**TASK STATEMENT:** In the records below, count every line where the string "pour" appears, and reply with the count only.

(Items from an interface collection)

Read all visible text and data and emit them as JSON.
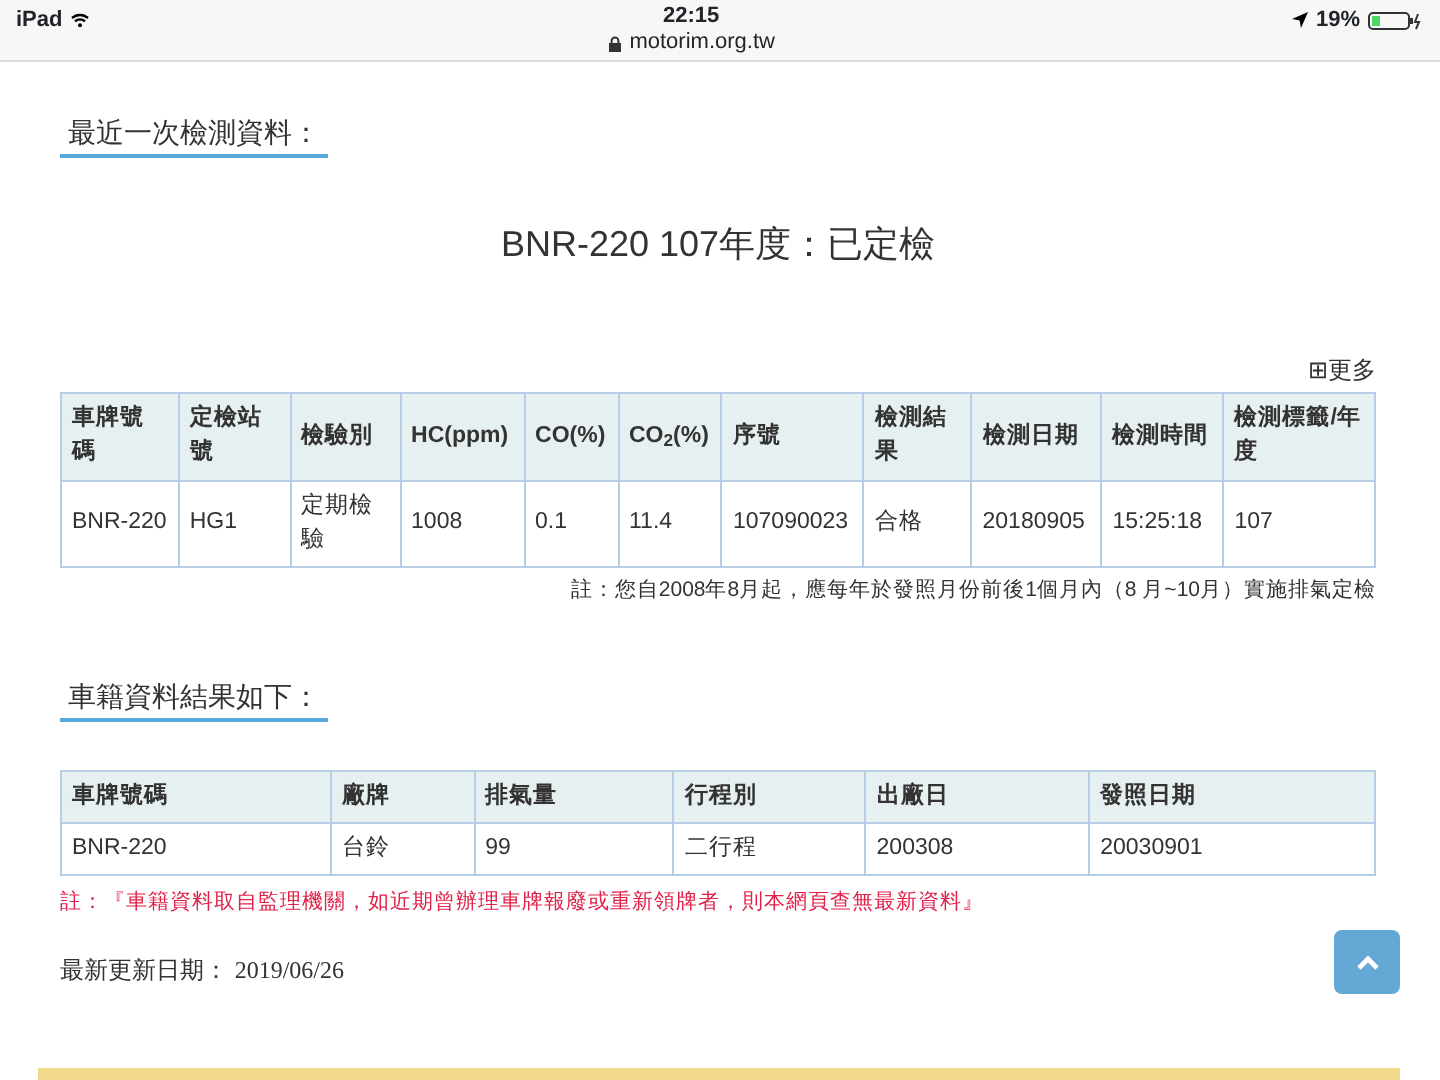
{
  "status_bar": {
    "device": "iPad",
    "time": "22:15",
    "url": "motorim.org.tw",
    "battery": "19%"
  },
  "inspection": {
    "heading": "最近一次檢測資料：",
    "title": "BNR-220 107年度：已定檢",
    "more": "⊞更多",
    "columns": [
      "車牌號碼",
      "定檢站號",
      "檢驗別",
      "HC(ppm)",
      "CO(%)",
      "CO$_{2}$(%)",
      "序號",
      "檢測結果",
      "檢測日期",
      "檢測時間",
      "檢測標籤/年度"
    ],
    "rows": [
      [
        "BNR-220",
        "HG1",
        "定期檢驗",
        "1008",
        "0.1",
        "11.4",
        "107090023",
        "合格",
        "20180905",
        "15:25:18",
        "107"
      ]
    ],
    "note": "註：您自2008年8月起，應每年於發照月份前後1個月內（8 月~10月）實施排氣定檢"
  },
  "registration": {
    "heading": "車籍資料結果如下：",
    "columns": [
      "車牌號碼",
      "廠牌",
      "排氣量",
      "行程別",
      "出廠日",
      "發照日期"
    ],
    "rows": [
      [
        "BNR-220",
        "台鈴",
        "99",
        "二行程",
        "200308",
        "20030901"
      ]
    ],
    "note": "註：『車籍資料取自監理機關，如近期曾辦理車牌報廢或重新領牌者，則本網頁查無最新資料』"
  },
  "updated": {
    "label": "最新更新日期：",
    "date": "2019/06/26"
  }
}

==

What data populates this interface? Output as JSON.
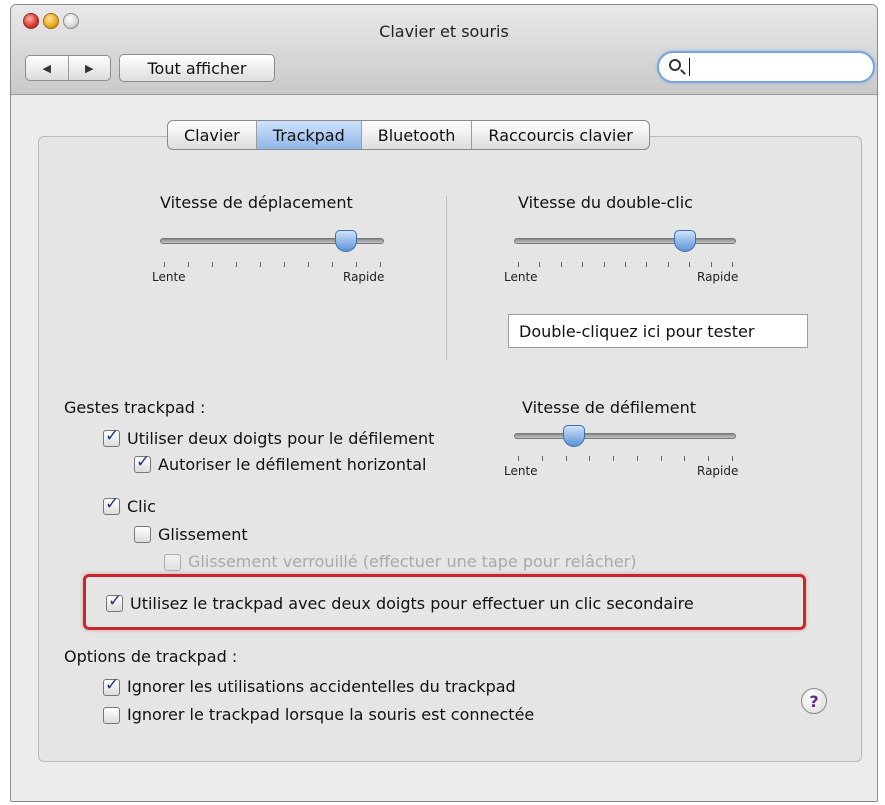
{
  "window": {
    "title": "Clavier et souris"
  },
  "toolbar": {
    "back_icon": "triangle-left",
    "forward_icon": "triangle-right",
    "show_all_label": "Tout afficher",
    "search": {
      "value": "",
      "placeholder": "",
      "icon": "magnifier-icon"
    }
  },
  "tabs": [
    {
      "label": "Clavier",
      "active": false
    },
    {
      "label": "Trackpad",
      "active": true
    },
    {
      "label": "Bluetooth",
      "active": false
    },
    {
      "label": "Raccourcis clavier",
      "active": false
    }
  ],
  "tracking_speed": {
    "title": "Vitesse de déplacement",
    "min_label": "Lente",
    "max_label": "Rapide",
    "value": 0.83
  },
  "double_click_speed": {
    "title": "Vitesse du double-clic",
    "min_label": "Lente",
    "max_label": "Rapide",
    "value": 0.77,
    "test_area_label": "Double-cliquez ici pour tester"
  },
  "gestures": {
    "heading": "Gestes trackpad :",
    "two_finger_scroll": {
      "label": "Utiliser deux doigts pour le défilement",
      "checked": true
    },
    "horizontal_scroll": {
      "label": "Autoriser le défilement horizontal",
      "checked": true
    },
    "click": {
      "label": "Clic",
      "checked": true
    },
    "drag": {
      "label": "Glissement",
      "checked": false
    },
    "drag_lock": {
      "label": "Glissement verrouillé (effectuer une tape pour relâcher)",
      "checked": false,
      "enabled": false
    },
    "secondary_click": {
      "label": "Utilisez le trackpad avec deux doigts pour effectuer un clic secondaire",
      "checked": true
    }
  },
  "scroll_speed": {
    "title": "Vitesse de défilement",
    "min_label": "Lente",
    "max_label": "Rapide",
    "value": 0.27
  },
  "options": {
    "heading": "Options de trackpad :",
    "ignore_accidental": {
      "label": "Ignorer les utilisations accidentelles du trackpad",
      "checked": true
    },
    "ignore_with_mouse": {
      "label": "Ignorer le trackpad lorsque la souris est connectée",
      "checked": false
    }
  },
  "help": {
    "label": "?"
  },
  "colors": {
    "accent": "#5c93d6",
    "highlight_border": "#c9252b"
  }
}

**OUTPUT OF THE TASK:** 4